Out of the entries that follow, copy each line containing "group".

+++ Dataset excerpts

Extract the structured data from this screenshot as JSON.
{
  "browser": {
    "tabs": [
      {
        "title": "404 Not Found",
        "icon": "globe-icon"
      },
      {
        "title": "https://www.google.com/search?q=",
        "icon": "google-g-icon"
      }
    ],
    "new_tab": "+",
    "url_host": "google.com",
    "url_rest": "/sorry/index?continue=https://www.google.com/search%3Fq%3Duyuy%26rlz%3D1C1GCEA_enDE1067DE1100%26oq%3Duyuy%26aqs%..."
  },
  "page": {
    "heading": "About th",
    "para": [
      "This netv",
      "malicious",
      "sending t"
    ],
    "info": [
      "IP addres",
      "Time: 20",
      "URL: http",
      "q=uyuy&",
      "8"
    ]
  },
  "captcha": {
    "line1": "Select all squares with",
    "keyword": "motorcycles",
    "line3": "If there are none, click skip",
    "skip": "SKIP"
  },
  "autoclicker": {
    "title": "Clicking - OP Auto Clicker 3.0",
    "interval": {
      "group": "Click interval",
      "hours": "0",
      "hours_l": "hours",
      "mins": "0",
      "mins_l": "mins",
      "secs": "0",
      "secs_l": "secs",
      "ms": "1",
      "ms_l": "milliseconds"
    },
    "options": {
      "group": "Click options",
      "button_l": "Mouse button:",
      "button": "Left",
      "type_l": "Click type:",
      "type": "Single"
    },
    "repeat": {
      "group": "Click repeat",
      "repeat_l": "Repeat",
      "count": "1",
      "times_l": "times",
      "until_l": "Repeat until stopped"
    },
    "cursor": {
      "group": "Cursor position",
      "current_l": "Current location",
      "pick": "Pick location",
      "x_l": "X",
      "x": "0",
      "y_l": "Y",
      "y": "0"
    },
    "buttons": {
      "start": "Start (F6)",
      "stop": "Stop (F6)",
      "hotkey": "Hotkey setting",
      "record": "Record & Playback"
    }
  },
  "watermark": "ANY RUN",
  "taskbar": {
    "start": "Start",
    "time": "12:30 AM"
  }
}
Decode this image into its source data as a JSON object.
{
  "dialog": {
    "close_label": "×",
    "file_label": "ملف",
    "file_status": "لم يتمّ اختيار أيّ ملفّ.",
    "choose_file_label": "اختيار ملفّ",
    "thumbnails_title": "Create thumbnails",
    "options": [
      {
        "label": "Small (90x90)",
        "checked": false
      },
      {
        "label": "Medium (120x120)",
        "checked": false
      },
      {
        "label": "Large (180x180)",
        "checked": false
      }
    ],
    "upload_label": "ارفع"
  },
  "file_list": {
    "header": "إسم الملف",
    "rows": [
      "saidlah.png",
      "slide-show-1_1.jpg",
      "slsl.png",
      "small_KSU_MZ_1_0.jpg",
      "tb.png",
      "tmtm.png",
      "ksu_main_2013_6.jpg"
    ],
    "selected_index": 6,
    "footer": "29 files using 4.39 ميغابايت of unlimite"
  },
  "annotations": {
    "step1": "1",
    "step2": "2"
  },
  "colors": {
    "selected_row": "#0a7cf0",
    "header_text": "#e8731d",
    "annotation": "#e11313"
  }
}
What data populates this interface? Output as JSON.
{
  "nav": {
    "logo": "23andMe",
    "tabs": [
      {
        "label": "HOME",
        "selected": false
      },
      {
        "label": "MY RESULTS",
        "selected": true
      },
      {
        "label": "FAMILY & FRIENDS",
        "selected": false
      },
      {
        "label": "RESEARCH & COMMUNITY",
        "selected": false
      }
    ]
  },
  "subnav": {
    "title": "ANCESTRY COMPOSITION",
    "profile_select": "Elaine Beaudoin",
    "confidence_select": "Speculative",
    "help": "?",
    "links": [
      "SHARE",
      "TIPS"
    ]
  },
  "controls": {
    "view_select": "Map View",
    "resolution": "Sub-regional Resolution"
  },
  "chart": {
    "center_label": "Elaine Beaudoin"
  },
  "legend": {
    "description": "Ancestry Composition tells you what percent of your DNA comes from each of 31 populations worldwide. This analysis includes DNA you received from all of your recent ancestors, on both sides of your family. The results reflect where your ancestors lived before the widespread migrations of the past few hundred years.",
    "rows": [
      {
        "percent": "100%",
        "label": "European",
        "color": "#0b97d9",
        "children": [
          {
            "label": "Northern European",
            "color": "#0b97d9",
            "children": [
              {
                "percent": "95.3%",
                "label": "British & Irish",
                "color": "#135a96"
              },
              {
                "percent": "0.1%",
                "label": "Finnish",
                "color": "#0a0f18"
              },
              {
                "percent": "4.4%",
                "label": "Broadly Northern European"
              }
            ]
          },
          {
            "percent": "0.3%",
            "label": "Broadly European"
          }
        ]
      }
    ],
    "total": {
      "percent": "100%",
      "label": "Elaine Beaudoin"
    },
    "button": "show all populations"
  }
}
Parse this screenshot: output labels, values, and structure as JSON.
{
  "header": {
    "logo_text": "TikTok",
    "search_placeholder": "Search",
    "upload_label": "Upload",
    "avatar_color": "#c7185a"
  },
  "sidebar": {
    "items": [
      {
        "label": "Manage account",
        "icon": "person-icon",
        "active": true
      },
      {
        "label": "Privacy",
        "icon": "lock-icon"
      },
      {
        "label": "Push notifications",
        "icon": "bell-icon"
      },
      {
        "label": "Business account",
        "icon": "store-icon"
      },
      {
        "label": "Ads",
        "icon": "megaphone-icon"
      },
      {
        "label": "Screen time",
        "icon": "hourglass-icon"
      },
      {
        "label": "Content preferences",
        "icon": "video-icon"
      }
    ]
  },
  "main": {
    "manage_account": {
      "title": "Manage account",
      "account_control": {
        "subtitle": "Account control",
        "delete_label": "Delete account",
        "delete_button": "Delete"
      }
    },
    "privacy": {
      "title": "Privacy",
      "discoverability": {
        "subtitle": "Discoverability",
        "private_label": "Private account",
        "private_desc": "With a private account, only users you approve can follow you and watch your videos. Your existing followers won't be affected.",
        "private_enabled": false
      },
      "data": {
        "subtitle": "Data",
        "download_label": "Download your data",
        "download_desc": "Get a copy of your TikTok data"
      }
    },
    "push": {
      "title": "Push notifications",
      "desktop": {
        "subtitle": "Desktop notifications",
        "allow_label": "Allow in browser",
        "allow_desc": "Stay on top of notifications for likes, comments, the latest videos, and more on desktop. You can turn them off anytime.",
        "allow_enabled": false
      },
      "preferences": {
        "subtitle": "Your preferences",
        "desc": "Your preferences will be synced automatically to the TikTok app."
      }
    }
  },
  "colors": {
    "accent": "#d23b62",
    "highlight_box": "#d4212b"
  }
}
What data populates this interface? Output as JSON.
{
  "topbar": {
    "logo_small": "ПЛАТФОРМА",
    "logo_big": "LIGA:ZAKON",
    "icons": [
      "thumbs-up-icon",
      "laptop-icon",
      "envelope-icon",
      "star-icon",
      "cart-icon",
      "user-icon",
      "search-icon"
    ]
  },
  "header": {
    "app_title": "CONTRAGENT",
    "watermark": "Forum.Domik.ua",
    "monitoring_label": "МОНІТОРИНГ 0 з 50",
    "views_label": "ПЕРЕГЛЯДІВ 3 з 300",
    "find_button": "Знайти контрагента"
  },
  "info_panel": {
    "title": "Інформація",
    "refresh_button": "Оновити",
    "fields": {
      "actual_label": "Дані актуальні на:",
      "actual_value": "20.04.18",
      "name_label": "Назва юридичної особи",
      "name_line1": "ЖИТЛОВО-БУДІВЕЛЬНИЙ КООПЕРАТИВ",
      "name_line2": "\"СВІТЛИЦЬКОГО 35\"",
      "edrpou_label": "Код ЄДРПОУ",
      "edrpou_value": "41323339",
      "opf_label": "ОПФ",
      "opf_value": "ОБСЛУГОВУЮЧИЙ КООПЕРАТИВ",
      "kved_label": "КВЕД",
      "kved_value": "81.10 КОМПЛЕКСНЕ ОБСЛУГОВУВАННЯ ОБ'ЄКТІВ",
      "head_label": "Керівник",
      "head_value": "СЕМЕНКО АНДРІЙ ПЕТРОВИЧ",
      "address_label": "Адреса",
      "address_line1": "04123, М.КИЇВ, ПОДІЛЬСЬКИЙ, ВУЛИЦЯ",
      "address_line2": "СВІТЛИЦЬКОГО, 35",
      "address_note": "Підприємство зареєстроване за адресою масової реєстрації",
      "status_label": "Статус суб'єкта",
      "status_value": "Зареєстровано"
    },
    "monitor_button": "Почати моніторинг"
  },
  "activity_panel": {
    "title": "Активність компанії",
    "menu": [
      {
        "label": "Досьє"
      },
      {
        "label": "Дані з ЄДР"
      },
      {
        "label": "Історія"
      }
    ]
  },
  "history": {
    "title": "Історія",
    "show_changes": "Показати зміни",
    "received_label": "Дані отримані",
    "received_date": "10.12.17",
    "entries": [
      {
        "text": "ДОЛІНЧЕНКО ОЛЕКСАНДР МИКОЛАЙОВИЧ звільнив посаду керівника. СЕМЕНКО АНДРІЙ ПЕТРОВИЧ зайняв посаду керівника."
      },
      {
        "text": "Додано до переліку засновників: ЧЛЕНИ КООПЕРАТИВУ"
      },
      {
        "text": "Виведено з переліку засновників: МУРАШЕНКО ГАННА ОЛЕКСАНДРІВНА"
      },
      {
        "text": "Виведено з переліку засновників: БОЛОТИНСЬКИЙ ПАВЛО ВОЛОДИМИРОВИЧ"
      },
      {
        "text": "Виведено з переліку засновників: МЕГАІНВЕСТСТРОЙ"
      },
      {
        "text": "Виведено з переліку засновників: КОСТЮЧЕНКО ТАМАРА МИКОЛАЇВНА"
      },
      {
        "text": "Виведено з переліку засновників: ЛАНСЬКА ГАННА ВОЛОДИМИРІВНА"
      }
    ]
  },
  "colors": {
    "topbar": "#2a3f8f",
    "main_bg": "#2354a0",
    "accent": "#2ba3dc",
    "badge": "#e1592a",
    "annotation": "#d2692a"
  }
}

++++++

## Result for this exercise
      "group": "Click interval",
      "group": "Click options",
      "group": "Click repeat",
      "group": "Cursor position",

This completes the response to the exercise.